dc.description.abstractAmyloid-beta peptide (Aβ) has been recognized to interact with numerous proteins, which may lead to pathological changes in cell metabolism of Alzheimer’s disease (AD) patients. One such known metabolic enzyme is mitochondrial amyloid-binding alcohol dehydrogenase (ABAD), also known as 17β-hydroxysteroid dehydrogenase type 10 (17β-HSD10). Altered enzyme function caused by the Aβ-ABAD interaction, was previously shown to cause mitochondrial distress and a consequent cytotoxic effect, therefore providing a feasible target in AD drug development. Based on previous frentizole derivatives studies, we report two novel series of benzothiazolyl ureas along with novel insights into the structure and activity relationships for inhibition of ABAD. Two compounds ( 37 , 39 ) were identified as potent ABAD inhibitors, where compound 39 exhibited comparable cytotoxicity with the frentizole standard; however, one-fold higher cytotoxicity than the parent riluzole standard. The calculated and experimental physical chemical properties of the most potent compounds showed promising features for blood-brain barrier penetration.

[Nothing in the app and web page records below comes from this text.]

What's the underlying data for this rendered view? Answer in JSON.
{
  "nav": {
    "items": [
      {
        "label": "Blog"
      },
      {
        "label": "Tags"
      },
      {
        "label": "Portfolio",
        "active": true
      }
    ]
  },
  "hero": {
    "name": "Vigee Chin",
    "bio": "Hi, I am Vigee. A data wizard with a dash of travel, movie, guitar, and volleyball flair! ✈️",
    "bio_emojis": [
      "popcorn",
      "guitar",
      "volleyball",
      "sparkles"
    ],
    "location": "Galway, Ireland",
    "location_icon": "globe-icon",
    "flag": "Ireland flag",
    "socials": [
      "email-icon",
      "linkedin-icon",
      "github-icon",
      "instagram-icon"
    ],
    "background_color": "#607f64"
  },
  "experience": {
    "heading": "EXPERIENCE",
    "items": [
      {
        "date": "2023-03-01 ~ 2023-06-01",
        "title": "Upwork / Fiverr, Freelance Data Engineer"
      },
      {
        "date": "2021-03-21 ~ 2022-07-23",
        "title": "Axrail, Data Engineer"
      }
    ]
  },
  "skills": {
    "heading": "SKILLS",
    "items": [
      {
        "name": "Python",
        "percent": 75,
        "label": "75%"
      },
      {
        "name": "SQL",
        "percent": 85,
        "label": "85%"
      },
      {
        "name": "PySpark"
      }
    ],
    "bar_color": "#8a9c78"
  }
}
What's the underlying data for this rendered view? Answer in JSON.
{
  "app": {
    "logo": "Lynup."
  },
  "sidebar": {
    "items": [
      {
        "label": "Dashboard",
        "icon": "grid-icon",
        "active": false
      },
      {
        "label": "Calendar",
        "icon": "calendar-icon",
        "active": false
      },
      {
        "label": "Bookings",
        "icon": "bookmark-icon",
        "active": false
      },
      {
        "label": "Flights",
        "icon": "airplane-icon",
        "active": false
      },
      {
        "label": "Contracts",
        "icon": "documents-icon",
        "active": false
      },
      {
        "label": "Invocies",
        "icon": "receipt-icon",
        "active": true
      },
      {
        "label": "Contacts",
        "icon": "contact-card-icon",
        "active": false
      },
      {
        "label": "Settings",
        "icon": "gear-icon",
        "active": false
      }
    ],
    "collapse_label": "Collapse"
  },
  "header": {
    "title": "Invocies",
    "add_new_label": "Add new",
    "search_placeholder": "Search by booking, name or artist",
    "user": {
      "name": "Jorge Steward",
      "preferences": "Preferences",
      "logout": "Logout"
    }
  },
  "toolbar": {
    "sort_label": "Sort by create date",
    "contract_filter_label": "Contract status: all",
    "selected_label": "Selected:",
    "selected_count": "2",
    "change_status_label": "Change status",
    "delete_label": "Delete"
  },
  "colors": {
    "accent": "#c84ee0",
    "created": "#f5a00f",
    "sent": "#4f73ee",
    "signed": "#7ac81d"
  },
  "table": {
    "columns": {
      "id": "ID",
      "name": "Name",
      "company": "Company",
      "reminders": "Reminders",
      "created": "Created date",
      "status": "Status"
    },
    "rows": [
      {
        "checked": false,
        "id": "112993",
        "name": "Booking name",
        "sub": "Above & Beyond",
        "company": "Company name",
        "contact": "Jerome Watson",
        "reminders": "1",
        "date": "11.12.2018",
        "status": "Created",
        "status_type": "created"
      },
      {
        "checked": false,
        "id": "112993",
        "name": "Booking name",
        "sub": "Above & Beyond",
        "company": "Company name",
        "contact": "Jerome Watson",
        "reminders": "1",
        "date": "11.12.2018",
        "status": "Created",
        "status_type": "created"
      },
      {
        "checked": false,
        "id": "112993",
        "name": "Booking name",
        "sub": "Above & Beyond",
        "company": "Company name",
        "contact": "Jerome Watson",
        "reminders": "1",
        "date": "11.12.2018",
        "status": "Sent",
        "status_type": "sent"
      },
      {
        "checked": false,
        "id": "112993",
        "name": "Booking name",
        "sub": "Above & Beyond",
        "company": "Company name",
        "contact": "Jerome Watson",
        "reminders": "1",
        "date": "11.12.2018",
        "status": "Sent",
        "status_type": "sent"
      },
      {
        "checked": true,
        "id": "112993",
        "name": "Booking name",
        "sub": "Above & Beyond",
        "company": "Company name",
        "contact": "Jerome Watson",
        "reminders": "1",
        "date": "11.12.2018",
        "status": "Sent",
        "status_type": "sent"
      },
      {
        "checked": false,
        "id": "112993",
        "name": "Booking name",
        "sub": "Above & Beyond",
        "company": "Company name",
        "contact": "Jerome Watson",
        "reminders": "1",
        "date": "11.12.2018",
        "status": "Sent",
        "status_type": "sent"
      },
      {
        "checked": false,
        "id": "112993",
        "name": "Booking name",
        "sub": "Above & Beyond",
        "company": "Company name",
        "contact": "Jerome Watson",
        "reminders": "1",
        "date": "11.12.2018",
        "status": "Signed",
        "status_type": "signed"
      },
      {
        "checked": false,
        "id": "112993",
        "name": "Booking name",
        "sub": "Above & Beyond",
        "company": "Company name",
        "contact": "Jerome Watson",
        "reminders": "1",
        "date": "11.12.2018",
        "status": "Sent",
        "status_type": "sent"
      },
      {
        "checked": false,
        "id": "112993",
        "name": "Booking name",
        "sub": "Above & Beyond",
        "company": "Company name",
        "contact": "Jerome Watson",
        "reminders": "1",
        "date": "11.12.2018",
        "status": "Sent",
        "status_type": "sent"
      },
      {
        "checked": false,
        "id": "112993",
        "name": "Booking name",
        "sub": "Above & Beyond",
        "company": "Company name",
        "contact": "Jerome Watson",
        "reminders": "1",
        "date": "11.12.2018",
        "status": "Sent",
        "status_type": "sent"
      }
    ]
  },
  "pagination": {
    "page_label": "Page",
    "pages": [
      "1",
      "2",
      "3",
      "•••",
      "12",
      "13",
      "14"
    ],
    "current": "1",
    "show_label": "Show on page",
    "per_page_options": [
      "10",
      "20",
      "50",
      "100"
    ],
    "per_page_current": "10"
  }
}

dc.format.extent4
dc.language.isoeng
dc.relation.ispartofBioorganic and Medicinal Chemistry Lettersen
dc.rights© 2016 Elsevier Ltd. All rights reserved. This work is made available online in accordance with the publisher’s policies. This is the author created, accepted version manuscript following peer review and may differ slightly from the final published version. The final published version of this work is available at https://dx.doi.org/10.1016/j.bmcl.2016.05.087en
dc.subjectAlzheimer's disease (AD)en
dc.subjectAmyloid-beta peptide (Aβ)en
dc.subjectMitochondriaen
dc.subjectAmyloid binding alcohol dehydrogenase (ABAD)en
dc.subject17β-hydroxysteroid dehydrogenase type 10 (17β-HSD10)en
dc.subjectBenzothiazoleen
dc.subjectRiluzoleen
dc.subjectR Medicine (General)en
dc.subjectQR Microbiologyen
dc.subjectNDASen
dc.subject.lccR1en
dc.subject.lccQRen
dc.titleDesign, synthesis and in vitro evaluation of benzothiazole-based ureas as potential ABAD/17β-HSD10 modulators for Alzheimer’s disease treatmenten
dc.typeJournal itemen
dc.description.versionPostprinten
dc.contributor.institutionUniversity of St Andrews.School of Biologyen
dc.contributor.institutionUniversity of St Andrews.East of Scotland Bioscience Doctoral Training Partnershipen
dc.contributor.institutionUniversity of St Andrews.Biomedical Sciences Research Complexen
dc.contributor.institutionUniversity of St Andrews.Institute of Behavioural and Neural Sciencesen
dc.identifier.doihttps://doi.org/10.1016/j.bmcl.2016.05.087
dc.description.statusPeer revieweden
dc.date.embargoedUntil2017-05-30


This item appears in the following Collection(s)

Show simple item record